This, my friends, has Not Been A Good Week.
I came back from pack holiday with a stinking cold, a mountain of laundy, and a tonne of paperwork. Family stress upon stress (extended family, I hasten to add – my boys, as ever are incredible!) and to top it off a corneal abrasion (which, if you look it up, basically means a scratched eye. This doesn’t even begin to come near the level of pain it causes – I’ve been popping codeine like smarties all weeked) have all contrived to mean that the depression dogs have been barking a little more loudly than I like them to.
I’m a classic extrovert, but at times like this, what tends to happen is that adamantine walls about 25 feet wide get erected. This week, I happened to pick up an old book a friend sent me may years ago at an especially low point. It talks about ways to deal with stress, and how it’s important to yell “fire!” rather than chocolate – aside from the fact I’d far rather be yelling chocolate, what it was talking about was not minimising things – getting rid of the gritted teeth rictus grin and allowing people to see what’s actually going on.

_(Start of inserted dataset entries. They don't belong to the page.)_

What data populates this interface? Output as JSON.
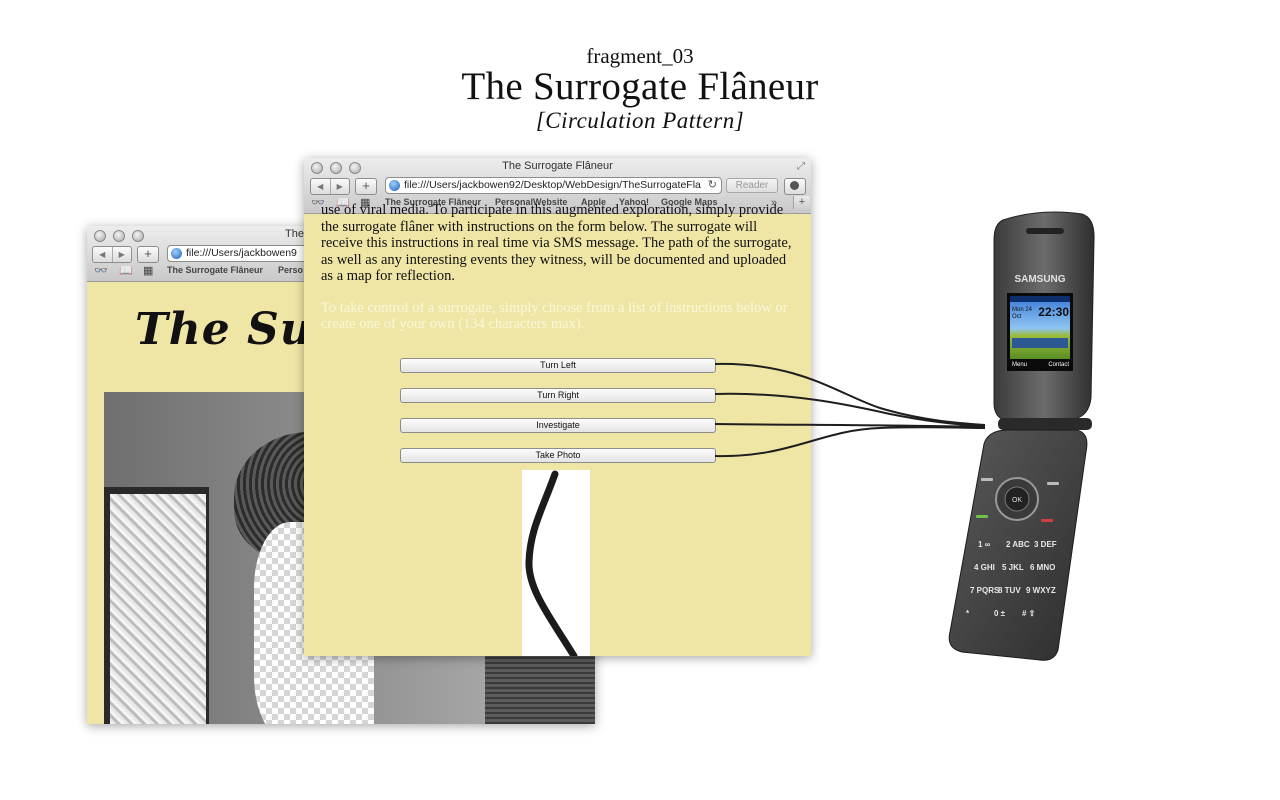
{
  "header": {
    "fragment": "fragment_03",
    "title": "The Surrogate Flâneur",
    "subtitle": "[Circulation Pattern]"
  },
  "front_window": {
    "title": "The Surrogate Flâneur",
    "url": "file:///Users/jackbowen92/Desktop/WebDesign/TheSurrogateFla",
    "reader_label": "Reader",
    "bookmarks": [
      "The Surrogate Flâneur",
      "PersonalWebsite",
      "Apple",
      "Yahoo!",
      "Google Maps"
    ],
    "paragraph_1": "use of viral media. To participate in this augmented exploration, simply provide the surrogate flâner with instructions on the form below. The surrogate will receive this instructions in real time via SMS message. The path of the surrogate, as well as any interesting events they witness, will be documented and uploaded as a map for reflection.",
    "paragraph_2": "To take control of a surrogate, simply choose from a list of instructions below or create one of your own (134 characters max).",
    "buttons": [
      "Turn Left",
      "Turn Right",
      "Investigate",
      "Take Photo"
    ]
  },
  "back_window": {
    "title": "The",
    "url": "file:///Users/jackbowen9",
    "bookmarks": [
      "The Surrogate Flâneur",
      "Perso"
    ],
    "script_heading": "The Surr"
  },
  "phone": {
    "brand": "SAMSUNG",
    "date_line1": "Mon 24",
    "date_line2": "Oct",
    "time": "22:30",
    "softkey_left": "Menu",
    "softkey_right": "Contact",
    "ok_label": "OK",
    "keys": [
      "1 ∞",
      "2 ABC",
      "3 DEF",
      "4 GHI",
      "5 JKL",
      "6 MNO",
      "7 PQRS",
      "8 TUV",
      "9 WXYZ",
      "*",
      "0 ±",
      "# ⇧"
    ]
  },
  "icons": [
    "back-arrow-icon",
    "forward-arrow-icon",
    "add-tab-icon",
    "globe-icon",
    "reload-icon",
    "downloads-icon",
    "reading-list-icon",
    "bookmarks-book-icon",
    "top-sites-grid-icon",
    "resize-icon"
  ]
}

With the exception of very few people, I suck at this. Suck suck suckity suck. I’ve been giving it a bit of a go this week – choosing wisely, but choosing to let some people see beyond the grin. I think, at the risk of sounding horribly presumptious, I might even have learnt a few things.
It’s bloody hard. The fixed grin, I reckon, is a self protective mode. Let me just pretend I’m ok for long enough and I will be. Let just pretend I’m ok for long enough and no-one will see the chaos inside. No-one has to see the real me.
It’s bloody necessary – the scriptures that’ve been coming to my mind recently have been the ones about us all being part of the body of Christ. We just can’t do it alone. I might like to try walking one legged but it’s, at very best, going to be hampered. And so being part of that body means we need to share the pain and the joy, because that’s how we grow together. It’s bloody stupid of me to ignore a sprained ankle, because “I should be stronger than that”. I need all the support going – crutches, bandaging, a shoulder to lean on, as well as all the other parts of my body to work together to get it sorted.
I’m writing this mostly for myself I think. It doesn’t come easy. But I’ve found a real – hope, I think, in opening up just a little this week. It doesn’t make it all better – it really doesn’t – but it does make the load lighter. The voices that shout “you should have this more together” – if you’re anything like me, you’ll recognise the ones I mean – are talking pure crap. It’s ok to be weak. It’s ok to need to lean on people once in a while. It’ll be my turn to be leant on next. That’s how it works.
I’m actually feeling really tired – but really thankful tonight. Thankful to have some fantastic friends who’ve listened and chatted and made me smile. Thankful to have some extremely dear Christian family who’ve prayed and wept with me and encouraged me to look upward when my gaze is stuck downward.
We really are better together. Next question, of course – why the hell has it taken me 30 years to figure out?!